Monday, January 21, 2008

Charter F(l)ight?

In yesterday's NY Daily News, Kirsten Danis speculates on the mayor's state of the city comments about launching another attempt at charter revision. Everyone remembers, of course, the great failure of the mayor in 2003 when he attempted to institute non-partisan elections (which reminds us that the mayor's current quixotic attempt to inculcate a national version of bipartisanship has already bombed on Broadway, so it's unlikely to be any more successful as a road show).

Clearly, Mayor Mike is up to something here. Here's Danis' take: "Mayor Bloomberg slipped a bomb disguised as a wonky policy moment into his State of the City speech. About halfway through the address last week, Bloomberg said he planned to set up a charter review commission that would spend 18 months doing a "top-to-bottom review" of the way city government works." What's Bloomberg up to?

Danis feels that there's a good chance that the mayor will take a shot at the vestigial offices of Public Advocate and the borough presidents. But that fight, popular in some good government quarters, may be merely a smokescreen for something more insidious: "Even the threat of getting rid of some of the city's high-profile offices could win the mayor support for what he really wants: putting his stamp on the way government works day-to-day - permanently -- and changing the way land use and development projects are approved."

Well, well. Just how do you think Mayor Mike would want to reform the land use review process? Make it more accountable, kinda of like mirroring the Brodsky proposal on accountable development? No, that's unlikely from someone who has no faith in the voice of any impacted community.

If reform of land use is on the upcoming charter revision agenda, then it will more likely take the "streamlined and efficiency" direction; an approach that will further enervate the ability of the people to be heard. The Manhattan Institute's critique of ULURP comes to mind here.
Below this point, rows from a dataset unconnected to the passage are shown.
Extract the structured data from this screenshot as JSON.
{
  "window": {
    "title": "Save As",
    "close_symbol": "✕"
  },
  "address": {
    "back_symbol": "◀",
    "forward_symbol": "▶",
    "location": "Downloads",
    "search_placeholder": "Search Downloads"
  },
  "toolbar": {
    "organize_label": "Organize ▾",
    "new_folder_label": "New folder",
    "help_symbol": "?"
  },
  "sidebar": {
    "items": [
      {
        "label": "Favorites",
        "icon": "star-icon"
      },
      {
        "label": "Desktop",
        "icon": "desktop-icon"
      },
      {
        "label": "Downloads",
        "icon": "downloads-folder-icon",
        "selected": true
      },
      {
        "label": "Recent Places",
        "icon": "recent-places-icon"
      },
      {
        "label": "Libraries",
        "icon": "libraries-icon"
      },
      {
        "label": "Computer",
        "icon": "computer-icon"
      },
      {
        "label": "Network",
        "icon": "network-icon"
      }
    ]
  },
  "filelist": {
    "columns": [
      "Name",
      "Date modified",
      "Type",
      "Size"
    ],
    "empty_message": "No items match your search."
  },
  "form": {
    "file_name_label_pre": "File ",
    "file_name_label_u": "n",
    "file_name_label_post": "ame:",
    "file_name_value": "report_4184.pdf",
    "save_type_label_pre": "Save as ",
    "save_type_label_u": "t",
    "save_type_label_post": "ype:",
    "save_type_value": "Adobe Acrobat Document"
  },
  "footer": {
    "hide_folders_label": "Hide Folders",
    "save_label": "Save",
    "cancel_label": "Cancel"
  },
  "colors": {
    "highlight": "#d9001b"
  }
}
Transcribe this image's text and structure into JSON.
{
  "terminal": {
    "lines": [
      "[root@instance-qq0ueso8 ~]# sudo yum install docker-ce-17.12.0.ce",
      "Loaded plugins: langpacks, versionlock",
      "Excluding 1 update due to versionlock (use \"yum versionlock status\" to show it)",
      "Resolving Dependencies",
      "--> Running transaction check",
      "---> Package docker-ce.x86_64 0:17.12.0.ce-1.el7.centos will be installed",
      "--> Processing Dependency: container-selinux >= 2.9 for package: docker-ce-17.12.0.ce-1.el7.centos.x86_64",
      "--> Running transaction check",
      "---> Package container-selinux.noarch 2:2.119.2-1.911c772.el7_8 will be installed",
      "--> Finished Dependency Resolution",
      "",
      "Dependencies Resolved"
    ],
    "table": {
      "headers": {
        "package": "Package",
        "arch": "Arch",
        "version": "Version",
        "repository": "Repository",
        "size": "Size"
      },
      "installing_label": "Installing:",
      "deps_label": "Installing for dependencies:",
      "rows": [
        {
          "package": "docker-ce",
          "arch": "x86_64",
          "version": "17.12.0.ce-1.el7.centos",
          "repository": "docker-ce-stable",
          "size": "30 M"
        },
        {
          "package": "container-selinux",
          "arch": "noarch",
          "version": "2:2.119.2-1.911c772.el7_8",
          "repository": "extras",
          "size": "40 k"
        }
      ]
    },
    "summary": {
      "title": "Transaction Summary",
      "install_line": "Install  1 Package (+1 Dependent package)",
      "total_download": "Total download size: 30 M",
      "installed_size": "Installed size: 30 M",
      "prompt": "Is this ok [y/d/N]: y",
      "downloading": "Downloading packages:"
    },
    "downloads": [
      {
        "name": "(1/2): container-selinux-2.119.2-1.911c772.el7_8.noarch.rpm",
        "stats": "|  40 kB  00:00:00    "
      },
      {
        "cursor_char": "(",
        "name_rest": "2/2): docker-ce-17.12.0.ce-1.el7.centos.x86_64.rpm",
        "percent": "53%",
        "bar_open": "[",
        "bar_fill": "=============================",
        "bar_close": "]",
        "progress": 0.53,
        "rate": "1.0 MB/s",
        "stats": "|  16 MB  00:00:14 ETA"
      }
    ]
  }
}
Well, we welcome the mayor if he decides to enter into the land use waters; it will expose his Father Knows Best mentality and ultimately, just as with non-partisan elections, it will be rejected by the voters.